An escape from the poverty and war at home failed to stop the hide and seek game for thousands of asylum seekers. This time they are running from the police force of Serbia and neighboring EU states, and being the losing side has left them stranded for months in the Balkan peninsula.
Serbia is one of the worst economically lagging regions in Europe. The human rights index also indicates a lower position of this non-EU state. However, Serbia’s proximity to the EU states of Hungary and Croatia made the country a possible gateway to western Europe for asylum seekers around the globe. There are currently over 6,000 asylum seekers stuck throughout Serbia, according to the UNHCR.
A Bangladeshi asylum seeker stuck in Subotica, a Serbian city neighboring Hungary says he had to cross Turkey, Greece, and Macedonia to reach Serbia. Now he aims for France through a passage across Hungary or Croatia. A group of smugglers is active in this Balkan route to get the migrants to their destination. The rate varies according to the route the migrants prefer to take, usually two to six thousand euros. The journey to the border is the most challenging part, asylum seekers call it “the game”. After nights of discussions on how to not get caught red-handed by the Croatian or Hungarian police force, the uncertain passage starts through the forests. Not everyone can bear to walk for crazy hours in the cold with limited food and water. A few get to reach the border leaving their fellow migrants dead in the dark. But the asylum seekers are playing a game where they are to be lost every time. The tight security at the Croatian and Hungarian border forces them to return to Serbia, often the pushback comes with a price of brutal beatings.

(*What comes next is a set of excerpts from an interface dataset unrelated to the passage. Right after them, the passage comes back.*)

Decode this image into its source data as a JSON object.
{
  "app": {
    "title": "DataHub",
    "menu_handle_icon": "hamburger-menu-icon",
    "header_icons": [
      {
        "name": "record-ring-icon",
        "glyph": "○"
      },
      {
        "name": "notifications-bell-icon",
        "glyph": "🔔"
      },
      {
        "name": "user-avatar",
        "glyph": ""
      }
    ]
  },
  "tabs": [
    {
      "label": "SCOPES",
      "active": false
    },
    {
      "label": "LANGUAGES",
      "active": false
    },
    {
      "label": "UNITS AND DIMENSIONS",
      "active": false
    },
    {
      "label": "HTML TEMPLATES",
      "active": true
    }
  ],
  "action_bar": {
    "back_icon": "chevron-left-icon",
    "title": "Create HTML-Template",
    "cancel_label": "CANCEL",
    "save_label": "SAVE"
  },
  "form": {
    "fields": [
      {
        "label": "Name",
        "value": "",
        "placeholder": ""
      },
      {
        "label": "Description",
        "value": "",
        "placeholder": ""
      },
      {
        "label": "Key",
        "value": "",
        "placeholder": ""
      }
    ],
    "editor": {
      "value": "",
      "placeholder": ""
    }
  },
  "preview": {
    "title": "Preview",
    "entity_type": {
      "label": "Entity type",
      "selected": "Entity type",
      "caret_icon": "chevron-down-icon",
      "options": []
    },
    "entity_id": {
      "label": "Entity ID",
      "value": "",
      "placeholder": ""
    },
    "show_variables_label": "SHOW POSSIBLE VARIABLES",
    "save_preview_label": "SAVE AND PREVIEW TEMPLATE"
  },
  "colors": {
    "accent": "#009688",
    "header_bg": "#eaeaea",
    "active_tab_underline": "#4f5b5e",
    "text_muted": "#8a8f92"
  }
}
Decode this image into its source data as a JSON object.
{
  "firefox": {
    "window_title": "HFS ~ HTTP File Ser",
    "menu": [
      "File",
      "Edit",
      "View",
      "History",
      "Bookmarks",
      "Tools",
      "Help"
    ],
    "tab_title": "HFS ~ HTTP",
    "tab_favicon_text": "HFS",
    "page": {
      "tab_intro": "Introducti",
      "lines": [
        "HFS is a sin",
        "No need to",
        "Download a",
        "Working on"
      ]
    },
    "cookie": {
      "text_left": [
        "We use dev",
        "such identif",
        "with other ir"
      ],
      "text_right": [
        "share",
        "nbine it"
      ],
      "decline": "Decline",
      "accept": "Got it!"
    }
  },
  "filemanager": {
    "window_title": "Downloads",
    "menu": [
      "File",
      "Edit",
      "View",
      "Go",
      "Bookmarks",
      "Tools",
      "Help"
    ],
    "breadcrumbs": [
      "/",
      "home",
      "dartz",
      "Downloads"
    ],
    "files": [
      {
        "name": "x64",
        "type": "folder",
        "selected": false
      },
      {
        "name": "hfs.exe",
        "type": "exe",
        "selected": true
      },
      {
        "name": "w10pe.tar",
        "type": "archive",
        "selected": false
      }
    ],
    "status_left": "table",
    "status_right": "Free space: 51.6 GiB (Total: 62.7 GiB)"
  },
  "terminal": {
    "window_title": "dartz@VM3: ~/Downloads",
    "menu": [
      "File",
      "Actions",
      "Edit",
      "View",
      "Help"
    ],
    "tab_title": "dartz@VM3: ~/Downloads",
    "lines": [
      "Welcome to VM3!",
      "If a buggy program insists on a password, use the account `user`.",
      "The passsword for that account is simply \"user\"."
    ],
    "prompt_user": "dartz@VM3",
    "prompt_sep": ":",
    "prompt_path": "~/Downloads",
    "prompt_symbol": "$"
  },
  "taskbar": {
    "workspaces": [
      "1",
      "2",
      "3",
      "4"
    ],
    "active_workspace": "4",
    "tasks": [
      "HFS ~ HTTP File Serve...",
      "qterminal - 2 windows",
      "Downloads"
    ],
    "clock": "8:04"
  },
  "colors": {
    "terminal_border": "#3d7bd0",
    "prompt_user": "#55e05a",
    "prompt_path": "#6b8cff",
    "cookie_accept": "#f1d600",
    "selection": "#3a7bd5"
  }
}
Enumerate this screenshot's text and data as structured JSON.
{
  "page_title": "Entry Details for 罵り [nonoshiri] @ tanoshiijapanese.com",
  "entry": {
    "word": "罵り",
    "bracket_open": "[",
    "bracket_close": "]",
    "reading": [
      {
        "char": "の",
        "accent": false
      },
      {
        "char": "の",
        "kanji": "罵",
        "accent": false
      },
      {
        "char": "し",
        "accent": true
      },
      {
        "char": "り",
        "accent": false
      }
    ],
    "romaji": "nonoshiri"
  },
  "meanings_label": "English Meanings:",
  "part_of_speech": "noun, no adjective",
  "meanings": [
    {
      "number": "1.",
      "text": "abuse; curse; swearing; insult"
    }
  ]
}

The chaotic situation at the border is fueling anti-migrant protests and an upsurge of right-wing groups in Serbia. Over the last months of 2020 vigilantes organized protests under so-called “peoples’ patrols” to defend the Serbian citizens from “criminals” and “terrorists”. Threats from locals and a halt of aid from organizations due to the pandemic made the lives of asylum seekers extremely miserable. Katarina Jovanovic, a researcher who interviewed the unaccompanied asylum seekers in the Serbian capital Belgrade says, neither the UNHCR nor the International Red Cross or UNICEF currently bothers on the situation in Serbia. Experts say the EU has to figure out an effective way to deal with the migrant wave. Wearing a blindfold to the crisis will only punish a group of people who are guilty of dreaming for a good life.